• Exercise prompt
The answer must be a single number: the count of lines in the records below that contain the word "title".

Stored items from a collection:
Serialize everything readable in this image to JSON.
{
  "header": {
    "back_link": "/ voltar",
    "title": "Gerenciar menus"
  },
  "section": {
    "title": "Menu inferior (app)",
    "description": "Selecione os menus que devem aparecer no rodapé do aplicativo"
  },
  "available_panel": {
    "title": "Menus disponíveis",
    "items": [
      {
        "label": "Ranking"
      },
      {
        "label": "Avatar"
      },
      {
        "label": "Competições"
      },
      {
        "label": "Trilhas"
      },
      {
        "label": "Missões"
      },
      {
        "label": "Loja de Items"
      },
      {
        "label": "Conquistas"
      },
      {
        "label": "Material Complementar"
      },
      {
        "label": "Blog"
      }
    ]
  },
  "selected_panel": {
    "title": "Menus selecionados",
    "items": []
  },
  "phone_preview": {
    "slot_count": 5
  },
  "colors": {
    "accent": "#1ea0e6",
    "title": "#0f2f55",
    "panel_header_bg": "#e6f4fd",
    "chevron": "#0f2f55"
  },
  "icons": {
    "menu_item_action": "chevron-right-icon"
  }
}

• Response area
5